I could have gone home then and been on cloud nine for a week. This was a real fish, one from my fantasies, one straight from the pages of my books, caught from a proper lake where men, not boys, fished earnestly. On a new bait and a new tactic. I shook with pride. I threw more bait out and sat studying the swingtip. It quickly shot straight up again majestically and I struck. This was a bigger fish and I felt a lovely power and pulse down my rod. This was another rudd, a bigger one, around a pound and a half, and it was by some distance the most heart-stoppingly beautiful thing I had ever seen. I pinched myself. Next cast, the same again. This was another fish which I had never set eyes on before but which I knew intimately after hours spent staring at my angling books. A bream of nearly two pounds.

I sat now concentrating hard, throwing in bait, landing fish, recasting and counting in my own head in disbelief. The tally went up and up. After around ten bream and the same number of big rudd, the strike met firmer resistance. I had the delicious sensation of a big fish kiting around, and was euphoric to land my first carp of around two pounds. It was a chunky mirror carp which I wanted to hold, stroke and marvel at forever. I immediately landed another, then the next bite was something else entirely as the reel handle started to fly around like a crazed windmill.

Present day Blunderer and a 22lb carp (strange beam from that head torch Paul!)

I grabbed the rod and for the first time ever I was forced to give line as this fish shot away from me. For some reason this came to me quite instinctively, and I gingerly played this unseen monster with my tongue between my teeth and a grim look on my face. My angling pal Brian Hayworth appeared over the stile at this point – 9.15am, I still remember, even though he was due to meet me there at dawn. He dropped his tackle and sprinted around to me when he saw the incredible bend in my rod, his eyes popping out incredulously. The fish ploughed up and down and we shouted and gasped. After what seemed like an hour a huge creature appeared under the surface. It was a monster carp. My legs buckled at the sight and we both cried out in amazement. I panicked as it repeatedly dodged the tiny landing net but somehow the hook held. After an eternity balancing on the rim, it slipped into the net and I fell on it, close to tears.

My Zebco angling scales registered nearly ten pounds and we were both awestruck. Into the keepnet it went with the others – fish welfare was not always number one on the agenda of thirteen year olds. Brian copied my new wonder rig in a rush and we continued to catch bream, rudd and roach for the next couple of hours until the action suddenly ceased. I was massively grateful I had stolen a large bag of frozen sweetcorn from my mum rather than a tin. At lunchtime I ran a mile or so to the nearest telephone box to insist that my dad brought a camera and came to pick us up. We pulled out the keepnet to show him and it took two of us to lift it. Even my unflappable Dad was impressed. “It’s like a little pig!” He said of the carp.

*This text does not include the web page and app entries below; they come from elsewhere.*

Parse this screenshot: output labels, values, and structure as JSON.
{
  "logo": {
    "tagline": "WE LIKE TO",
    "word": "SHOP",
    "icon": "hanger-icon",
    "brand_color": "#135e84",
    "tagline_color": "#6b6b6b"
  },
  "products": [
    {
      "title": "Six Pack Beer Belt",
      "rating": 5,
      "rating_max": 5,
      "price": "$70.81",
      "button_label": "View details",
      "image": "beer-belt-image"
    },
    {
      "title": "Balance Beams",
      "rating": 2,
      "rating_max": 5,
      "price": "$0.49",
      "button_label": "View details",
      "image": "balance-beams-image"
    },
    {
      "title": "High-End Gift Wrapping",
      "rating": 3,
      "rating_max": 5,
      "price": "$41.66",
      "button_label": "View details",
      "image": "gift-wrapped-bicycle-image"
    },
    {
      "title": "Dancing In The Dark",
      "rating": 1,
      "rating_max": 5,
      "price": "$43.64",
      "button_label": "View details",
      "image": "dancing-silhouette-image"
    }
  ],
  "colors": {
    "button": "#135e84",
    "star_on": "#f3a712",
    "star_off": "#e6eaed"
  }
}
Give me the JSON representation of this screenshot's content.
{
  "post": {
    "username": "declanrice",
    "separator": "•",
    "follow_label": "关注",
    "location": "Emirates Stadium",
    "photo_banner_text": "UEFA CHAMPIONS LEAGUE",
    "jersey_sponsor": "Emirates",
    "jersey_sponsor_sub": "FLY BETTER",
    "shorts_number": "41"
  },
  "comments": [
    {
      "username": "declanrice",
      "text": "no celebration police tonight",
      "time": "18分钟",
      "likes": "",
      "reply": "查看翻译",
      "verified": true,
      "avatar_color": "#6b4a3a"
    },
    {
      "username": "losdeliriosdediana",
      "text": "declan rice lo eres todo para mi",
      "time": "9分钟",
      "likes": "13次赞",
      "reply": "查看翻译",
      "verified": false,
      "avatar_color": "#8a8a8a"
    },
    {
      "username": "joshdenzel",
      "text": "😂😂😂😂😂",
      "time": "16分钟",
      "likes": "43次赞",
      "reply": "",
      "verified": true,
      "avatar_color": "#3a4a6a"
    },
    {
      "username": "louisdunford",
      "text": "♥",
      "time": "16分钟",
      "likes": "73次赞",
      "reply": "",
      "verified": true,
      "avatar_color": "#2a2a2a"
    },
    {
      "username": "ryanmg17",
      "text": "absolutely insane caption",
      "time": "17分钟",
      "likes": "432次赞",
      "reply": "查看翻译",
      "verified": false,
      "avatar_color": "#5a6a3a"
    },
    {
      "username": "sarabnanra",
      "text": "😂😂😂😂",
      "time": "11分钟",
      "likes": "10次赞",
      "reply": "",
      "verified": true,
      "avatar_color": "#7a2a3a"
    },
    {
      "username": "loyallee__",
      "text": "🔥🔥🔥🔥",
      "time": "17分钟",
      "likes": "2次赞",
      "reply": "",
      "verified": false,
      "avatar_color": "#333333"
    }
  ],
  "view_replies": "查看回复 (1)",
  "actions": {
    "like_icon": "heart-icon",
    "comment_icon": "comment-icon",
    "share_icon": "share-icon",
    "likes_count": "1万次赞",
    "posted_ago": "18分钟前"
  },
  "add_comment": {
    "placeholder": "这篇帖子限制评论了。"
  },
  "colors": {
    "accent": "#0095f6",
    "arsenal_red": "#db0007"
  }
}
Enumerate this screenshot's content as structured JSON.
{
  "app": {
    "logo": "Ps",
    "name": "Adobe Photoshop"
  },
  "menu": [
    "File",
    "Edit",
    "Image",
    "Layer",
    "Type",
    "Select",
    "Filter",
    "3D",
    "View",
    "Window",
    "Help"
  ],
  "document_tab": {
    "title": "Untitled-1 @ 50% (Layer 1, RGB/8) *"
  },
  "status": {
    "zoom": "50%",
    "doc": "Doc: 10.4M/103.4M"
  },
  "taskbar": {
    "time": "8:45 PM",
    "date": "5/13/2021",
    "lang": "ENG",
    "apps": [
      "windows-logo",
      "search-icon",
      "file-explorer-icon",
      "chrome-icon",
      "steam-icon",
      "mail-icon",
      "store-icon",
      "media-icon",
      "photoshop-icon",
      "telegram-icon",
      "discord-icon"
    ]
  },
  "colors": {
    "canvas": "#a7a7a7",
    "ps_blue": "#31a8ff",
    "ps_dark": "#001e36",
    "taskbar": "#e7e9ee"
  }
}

And I still have the photographs to prove to me that fishing can sweep your soul away and magic, just occasionally, can happen. A young boy kneels with a smile wider than the Mersey tunnel. His eyes shine with triumph as he beholds the biggest bag of fish he has ever dared to dream of.

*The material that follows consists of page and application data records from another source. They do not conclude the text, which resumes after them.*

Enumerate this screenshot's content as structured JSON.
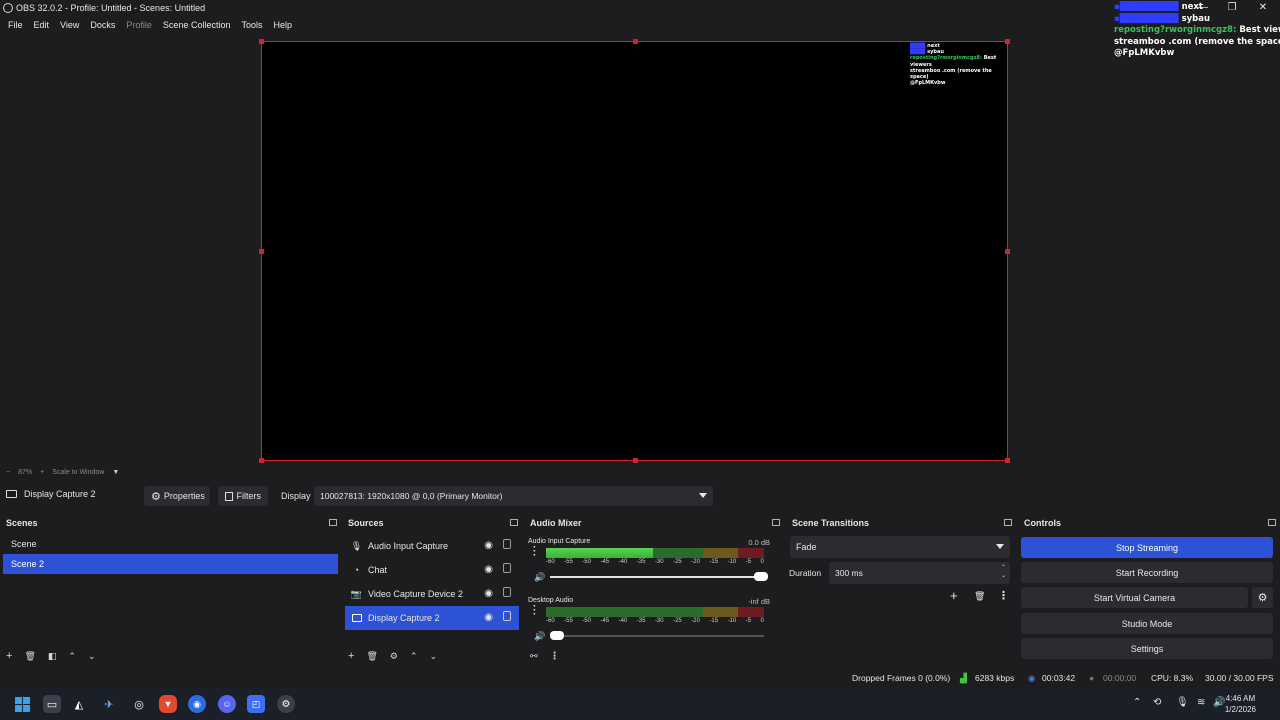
{
  "window": {
    "title": "OBS 32.0.2 - Profile: Untitled - Scenes: Untitled"
  },
  "menu": [
    "File",
    "Edit",
    "View",
    "Docks",
    "Profile",
    "Scene Collection",
    "Tools",
    "Help"
  ],
  "overlay_chat": {
    "user1": "next",
    "user2": "sybau",
    "bot_name": "reposting?rworginmcgz8:",
    "message_line1": "Best viewers",
    "message_line2": "streamboo .com (remove the space)",
    "message_line3": "@FpLMKvbw"
  },
  "preview": {
    "zoom": "87%",
    "zoom_plus": "+",
    "zoom_minus": "−",
    "scale_mode": "Scale to Window"
  },
  "context_bar": {
    "source_name": "Display Capture 2",
    "properties_label": "Properties",
    "filters_label": "Filters",
    "display_label": "Display",
    "display_value": "100027813: 1920x1080 @ 0,0 (Primary Monitor)"
  },
  "scenes": {
    "title": "Scenes",
    "items": [
      "Scene",
      "Scene 2"
    ],
    "active_index": 1
  },
  "sources": {
    "title": "Sources",
    "items": [
      {
        "name": "Audio Input Capture",
        "icon": "microphone-icon"
      },
      {
        "name": "Chat",
        "icon": "browser-icon"
      },
      {
        "name": "Video Capture Device 2",
        "icon": "camera-icon"
      },
      {
        "name": "Display Capture 2",
        "icon": "monitor-icon"
      }
    ],
    "active_index": 3
  },
  "audio_mixer": {
    "title": "Audio Mixer",
    "channels": [
      {
        "name": "Audio Input Capture",
        "db": "0.0 dB",
        "level": 0.49,
        "volume": 1.0
      },
      {
        "name": "Desktop Audio",
        "db": "-inf dB",
        "level": 0,
        "volume": 0.05
      }
    ],
    "scale": [
      "-60",
      "-55",
      "-50",
      "-45",
      "-40",
      "-35",
      "-30",
      "-25",
      "-20",
      "-15",
      "-10",
      "-5",
      "0"
    ]
  },
  "scene_transitions": {
    "title": "Scene Transitions",
    "transition": "Fade",
    "duration_label": "Duration",
    "duration_value": "300 ms"
  },
  "controls": {
    "title": "Controls",
    "stop_streaming": "Stop Streaming",
    "start_recording": "Start Recording",
    "start_virtual_camera": "Start Virtual Camera",
    "studio_mode": "Studio Mode",
    "settings": "Settings"
  },
  "status": {
    "dropped_frames": "Dropped Frames 0 (0.0%)",
    "bitrate": "6283 kbps",
    "stream_time": "00:03:42",
    "record_time": "00:00:00",
    "cpu": "CPU: 8.3%",
    "fps": "30.00 / 30.00 FPS"
  },
  "taskbar": {
    "time": "4:46 AM",
    "date": "1/2/2026"
  },
  "colors": {
    "accent": "#2d52d6",
    "selection_border": "#d2232a",
    "bg": "#1d1d1f",
    "button_bg": "#2b2c30"
  }
}
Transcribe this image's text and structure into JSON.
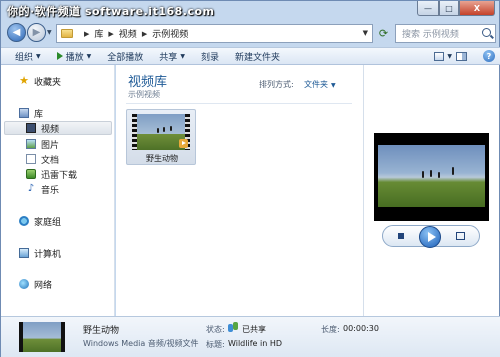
{
  "watermark": "你的·软件频道 software.it168.com",
  "window_controls": {
    "minimize": "—",
    "maximize": "□",
    "close": "X"
  },
  "address": {
    "crumbs": [
      "库",
      "视频",
      "示例视频"
    ],
    "search_placeholder": "搜索 示例视频"
  },
  "toolbar": {
    "organize": "组织",
    "play": "播放",
    "play_all": "全部播放",
    "share": "共享",
    "burn": "刻录",
    "new_folder": "新建文件夹"
  },
  "nav": {
    "favorites": "收藏夹",
    "libraries": "库",
    "videos": "视频",
    "pictures": "图片",
    "documents": "文档",
    "downloads": "迅雷下载",
    "music": "音乐",
    "homegroup": "家庭组",
    "computer": "计算机",
    "network": "网络"
  },
  "content": {
    "library_title": "视频库",
    "library_subtitle": "示例视频",
    "arrange_label": "排列方式:",
    "arrange_value": "文件夹",
    "file_name": "野生动物"
  },
  "details": {
    "title": "野生动物",
    "type": "Windows Media 音频/视频文件",
    "status_label": "状态:",
    "status_value": "已共享",
    "tags_label": "标题:",
    "tags_value": "Wildlife in HD",
    "length_label": "长度:",
    "length_value": "00:00:30"
  },
  "icons": {
    "back": "back-arrow-icon",
    "forward": "forward-arrow-icon",
    "refresh": "refresh-icon",
    "search": "search-icon",
    "help": "help-icon"
  },
  "colors": {
    "frame": "#c5d8ee",
    "accent": "#1e5a96",
    "close": "#c4412a"
  }
}
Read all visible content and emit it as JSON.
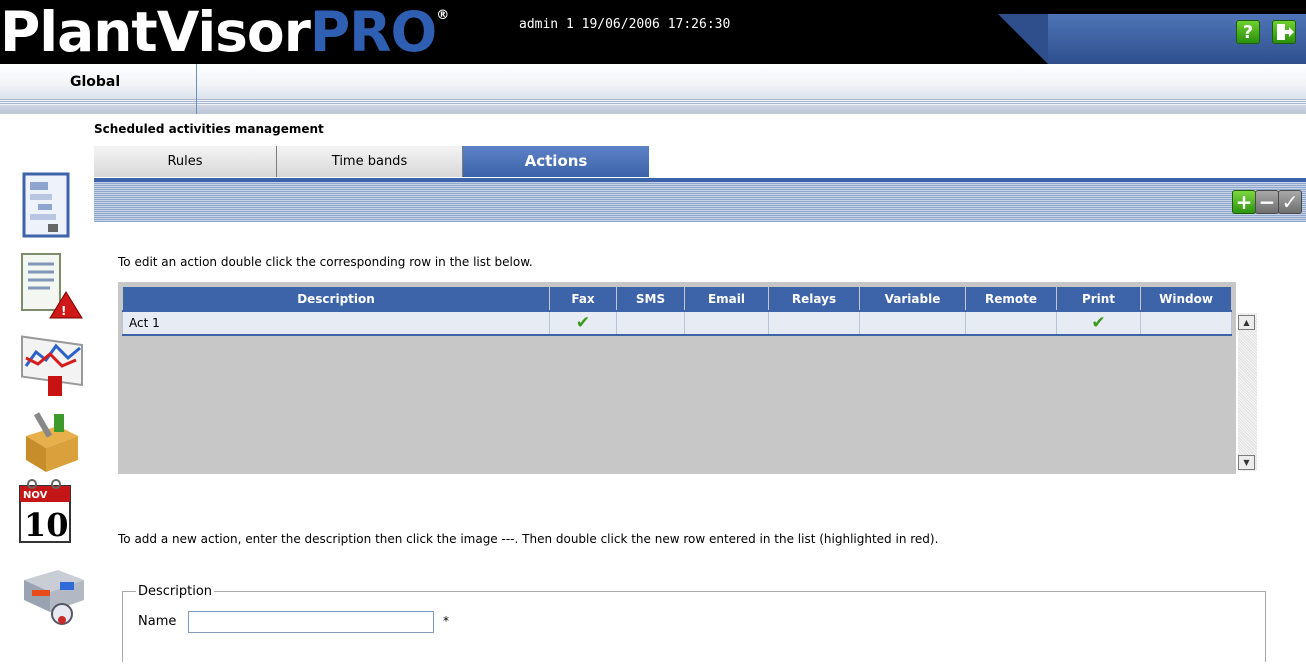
{
  "header": {
    "logo": "PlantVisorPRO",
    "logo_plant": "PlantVisor",
    "logo_pro": "PRO",
    "logo_reg": "®",
    "user_info": "admin 1 19/06/2006 17:26:30",
    "help_icon": "?",
    "logout_icon": "exit-door-icon"
  },
  "global_bar": {
    "label": "Global"
  },
  "sidebar": {
    "icons": [
      "scheduler-icon",
      "alarm-report-icon",
      "graph-icon",
      "maintenance-toolbox-icon",
      "calendar-icon",
      "devices-config-icon"
    ],
    "calendar_month": "NOV",
    "calendar_day": "10"
  },
  "page": {
    "title": "Scheduled activities management"
  },
  "tabs": [
    {
      "label": "Rules",
      "active": false
    },
    {
      "label": "Time bands",
      "active": false
    },
    {
      "label": "Actions",
      "active": true
    }
  ],
  "toolbar": {
    "add": "+",
    "remove": "−",
    "confirm": "✓"
  },
  "instructions": {
    "edit": "To edit an action double click the corresponding row in the list below.",
    "add": "To add a new action, enter the description then click the image ---. Then double click the new row entered in the list (highlighted in red)."
  },
  "table": {
    "columns": [
      "Description",
      "Fax",
      "SMS",
      "Email",
      "Relays",
      "Variable",
      "Remote",
      "Print",
      "Window"
    ],
    "rows": [
      {
        "description": "Act 1",
        "fax": true,
        "sms": false,
        "email": false,
        "relays": false,
        "variable": false,
        "remote": false,
        "print": true,
        "window": false
      }
    ],
    "check_glyph": "✔"
  },
  "form": {
    "legend": "Description",
    "name_label": "Name",
    "name_value": "",
    "required_mark": "*"
  },
  "colors": {
    "accent_blue": "#3d63a9",
    "header_bg": "#000000",
    "check_green": "#3a9a1a"
  }
}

No angling experience has ever compared with that – the day my fishing books finally came to life and all my dreams came true.